Both the pool and the camping ground were deserted. Nevertheless, we went in, had showers and lay down for an exhausted sleep. I felt I was running out of reserves, both physical and emotional, although it could have been just caffeine I was low on. We had had none all day. It was a lesson in what a French village can be like on a Sunday afternoon, but at the time we did not understand this. We condemned Morlaàs as a graveyard that we never wanted to see again.
Eventually the pool opened and kids began arriving. Soon there was an excited hubbub, the same in pools all over the world, which was a cheerful sound. Families came to play tennis near our tent, seemingly impervious to the heat. A few other campers appeared from their caravans, including a shockingly fat woman with bare breasts dangling. Keith said it was a man but I was scandalised anyway.
In the evening, still hot, we walked back hoping to find the town had woken up, but apart from a few old men playing petanque in the square, there was still no sign of life. Just as we were resigning ourselves to muesli for dinner we came to a take-away pizza bar.
The beaming man invited us to eat at his little side table. Not only that, but he also sold wine, so we selected a cold rosé and he kept it in the fridge between refills of our yellow plastic cups.
He trained his fan in our direction while we tucked into the house speciality – le Chat Botté, with Roquefort cheese. We had two family sized pizzas and the whole bottle of wine and were blissfully happy. We are easily cheered up. When we left, Keith shook our saviour’s hand with real affection.
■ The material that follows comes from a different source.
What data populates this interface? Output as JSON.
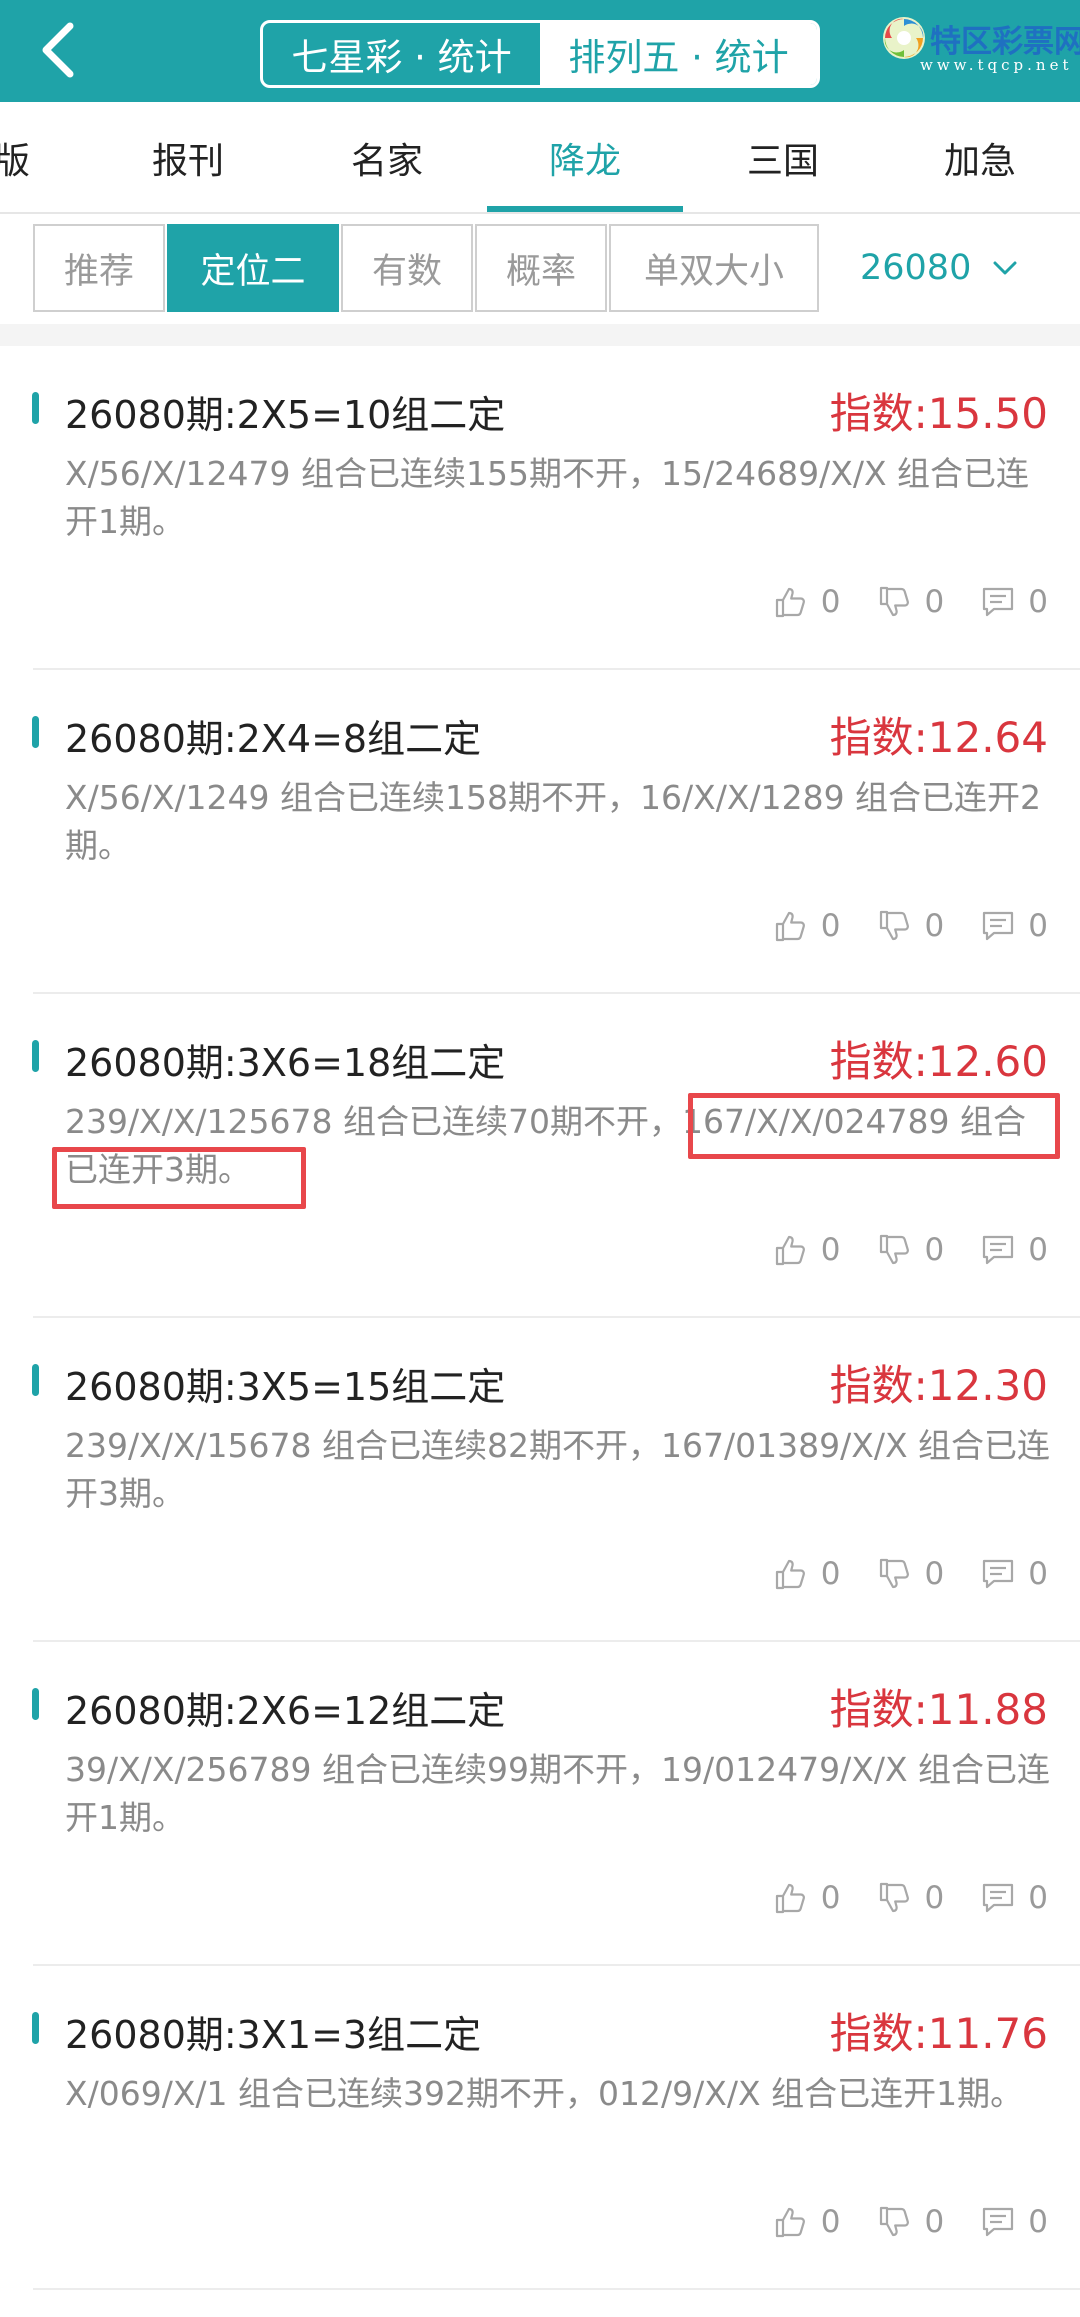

On the way back to the tent we were able to appreciate the beauty of the church. Morlaàs was the capital of Béarn in the eleventh and twefth centuries, succeeding from Lescar (before Pau even existed), which explains why both places have such elaborate old churches. The one at Morlaàs has the rustic appeal of a patchwork quilt, with all its repairs and extensions.